2) It’s all about the president
A second important feature of the DRC’s oil sector to note is that it is highly presidentialised. All major state actions come from the presidency or a minister according to the president’s priorities. Other officials have no substantial influence. This means that putting pressure on lower tiers will not produce results.
This arrangement allows the president to maintain tight political control of oil-related revenues and rents. For over a decade, for example, Kabila did not want the blocks overlapping Salonga National Park to become productive. Part of the reason is that this could benefit Jean-Pierre Bemba, arguably his greatest political rival. A key associate of Bemba had a direct financial involvement in the block, though this may no longer be the case, and progress would likely bring profits to Bemba’s fiefdom of former Equateur province as well as his associates and other regime outsiders from the region.
This begs the question of how these recent oil developments relate to Bemba’s return. The former vice-president had been sentenced by the International Criminal Court in The Hague, but the charges were overturned this June.
3) Major oil companies are more susceptible to pressure
The DRC’s poor business environment means the oil sector is dominated by smaller companies. This will not change following declassification. The main disincentive for large investors is risk, not the presence of national parks.
However, small companies usually lack the capacity or capital to extract and export oil themselves and will eventually rely on large companies. This offers a point of leverage. Major oil companies are more vulnerable to public relations concerns. Total, for example, has been forced to promise not to drill in Virunga. But would they extend that pledge to declassified parts of the national park? Would they go so far as to refuse access to their upcoming pipeline for companies drilling in Virunga? Would others make the same promise about Salonga?
The patterns of oil governance in DRC are crucial to understanding current events. As a disgruntled regime insider said of the government: “They take the eggs and the chicken and eat the lot. They don’t help the chicken produce. The kill and eat the cow, and don’t let it produce milk”.

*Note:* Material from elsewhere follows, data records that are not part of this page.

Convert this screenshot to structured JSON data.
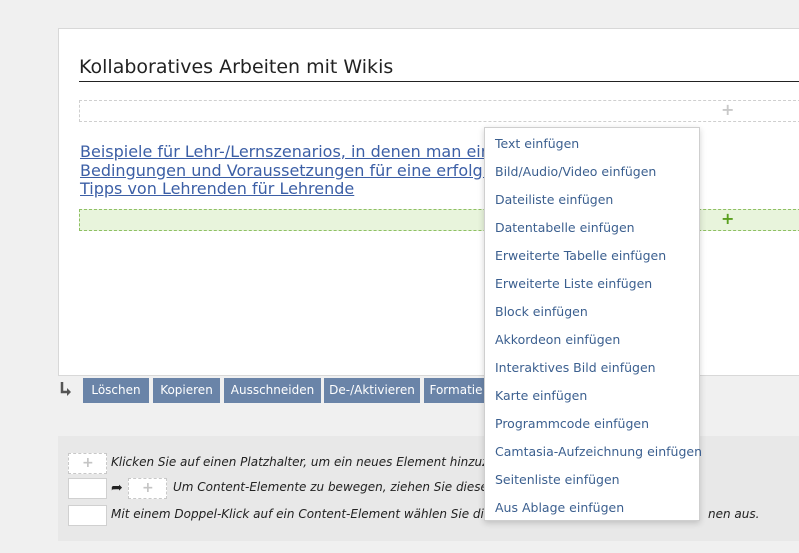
{
  "page": {
    "title": "Kollaboratives Arbeiten mit Wikis",
    "links": [
      "Beispiele für Lehr-/Lernszenarios, in denen man ein",
      "Bedingungen und Voraussetzungen für eine erfolgre",
      "Tipps von Lehrenden für Lehrende"
    ],
    "plus_symbol": "+"
  },
  "toolbar": {
    "buttons": [
      "Löschen",
      "Kopieren",
      "Ausschneiden",
      "De-/Aktivieren",
      "Formatie"
    ]
  },
  "help": {
    "row1": "Klicken Sie auf einen Platzhalter, um ein neues Element hinzuzufüge",
    "row2": "Um Content-Elemente zu bewegen, ziehen Sie diese mit a",
    "row2_arrow": "➦",
    "row3": "Mit einem Doppel-Klick auf ein Content-Element wählen Sie dieses f",
    "row3_tail": "nen aus."
  },
  "dropdown": {
    "items": [
      "Text einfügen",
      "Bild/Audio/Video einfügen",
      "Dateiliste einfügen",
      "Datentabelle einfügen",
      "Erweiterte Tabelle einfügen",
      "Erweiterte Liste einfügen",
      "Block einfügen",
      "Akkordeon einfügen",
      "Interaktives Bild einfügen",
      "Karte einfügen",
      "Programmcode einfügen",
      "Camtasia-Aufzeichnung einfügen",
      "Seitenliste einfügen",
      "Aus Ablage einfügen"
    ]
  },
  "colors": {
    "link": "#3c5fa6",
    "toolbar_button": "#6a84a8",
    "active_placeholder_bg": "#e8f4dc",
    "active_placeholder_plus": "#5aa020",
    "menu_item": "#3b5f8f"
  }
}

This short-term rent-seeking undermines the oil sector, but it could also limit the damage to the declassified forests.